The Kremlin's Guide on How to Keep a Job

Regional leaders appear to be anxious about Sunday's presidential election, even though the outcome is all but set in stone. Perhaps it is because their jobs are on the line.

The Kremlin has asked governors to deliver voter turnout at least 65 percent, Moscow Times Staff Writer Francesca Mereu reported in Friday's issue. If the turnout is too low, election officials are ready to stuff ballot boxes with absentee ballots.

The Kremlin and regional authorities have denied plans to maximize turnout. But a senior election official and voters themselves said people have been pressured to cast absentee ballots at their workplaces or schools, thus allowing employers and professors to make sure that they vote.

What Kremlin proponents of sovereign democracy are seeking is the legitimacy that a high turnout would give to Dmitry Medvedev's victory. Anything less would cast a shadow over his win, they think.

What the Kremlin officials are forgetting is that the election will be questionable regardless of the outcome, with real opposition candidates denied the right to run and state-controlled media heavily biased in its campaign coverage.

Moreover, regional officials appear to be unaware that even Putin and his anointed heir have stopped pretending that the election is a real contest. For example, Putin used a summit of the Commonwealth of Independent States last Friday to introduce Medvedev to the leaders of the other former Soviet republics. To circumvent protocol that a president must be flanked by his prime minister, if anyone, Friday's summit was designated as informal, and Medvedev took his place beside the president. Putin spoke as if Medvedev had already won. "We should not have and we will not have any revolutionary changes, specifically because Dmitry Anatolyevich [Medvedev] is a co-author of the [CIS] policy," Putin said.

In another break in protocol, Medvedev spoke for almost as long as Putin about his plans "if I win the election."

So why are governors scrambling to increase turnout? Perhaps part of governors' job description is to deliver votes and fulfill other Kremlin assignments that maintain the illusion that Russia is a democracy, leaving the Kremlin leadership to enjoy the benefits of this game of pretend without actually having to pretend.
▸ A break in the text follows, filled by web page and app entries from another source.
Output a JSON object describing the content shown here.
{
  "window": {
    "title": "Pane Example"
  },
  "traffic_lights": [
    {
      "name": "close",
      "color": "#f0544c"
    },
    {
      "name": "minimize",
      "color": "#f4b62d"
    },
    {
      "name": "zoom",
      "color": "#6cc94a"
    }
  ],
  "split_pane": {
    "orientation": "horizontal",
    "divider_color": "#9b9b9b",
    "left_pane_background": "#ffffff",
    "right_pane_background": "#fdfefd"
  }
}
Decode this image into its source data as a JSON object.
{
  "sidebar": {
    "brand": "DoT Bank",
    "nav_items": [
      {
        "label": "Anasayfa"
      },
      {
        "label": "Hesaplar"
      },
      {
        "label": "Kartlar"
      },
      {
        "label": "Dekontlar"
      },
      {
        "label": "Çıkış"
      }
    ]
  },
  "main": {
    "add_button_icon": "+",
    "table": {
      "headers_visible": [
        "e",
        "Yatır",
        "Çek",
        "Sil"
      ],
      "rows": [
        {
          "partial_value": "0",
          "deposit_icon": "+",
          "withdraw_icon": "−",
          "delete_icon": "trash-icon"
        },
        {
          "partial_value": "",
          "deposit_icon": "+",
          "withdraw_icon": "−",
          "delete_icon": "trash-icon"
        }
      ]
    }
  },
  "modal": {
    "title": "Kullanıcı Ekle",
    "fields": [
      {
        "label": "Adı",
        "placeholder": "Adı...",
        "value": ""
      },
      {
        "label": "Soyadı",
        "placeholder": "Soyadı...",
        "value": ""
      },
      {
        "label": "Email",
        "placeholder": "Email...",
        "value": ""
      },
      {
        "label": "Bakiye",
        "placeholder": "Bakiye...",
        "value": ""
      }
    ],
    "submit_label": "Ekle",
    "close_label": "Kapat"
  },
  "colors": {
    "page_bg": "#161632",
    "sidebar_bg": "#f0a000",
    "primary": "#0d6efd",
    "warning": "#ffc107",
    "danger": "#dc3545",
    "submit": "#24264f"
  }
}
Governors know what might happen if they fail to deliver. Smolensk Governor Viktor Maslov and Yaroslavl Governor Anatoly Lisitsyn had to step down after their regions posted lackluster results in the State Duma elections in December.

If the current trend continues, then one day the Kremlin will not even have to issue tacit orders on elections. Governors will scramble to fulfill whatever results are projected by opinion polls, especially those conducted by state-owned pollsters.

Perhaps this is the ultimate outcome that the Kremlin is seeking in Sunday's election.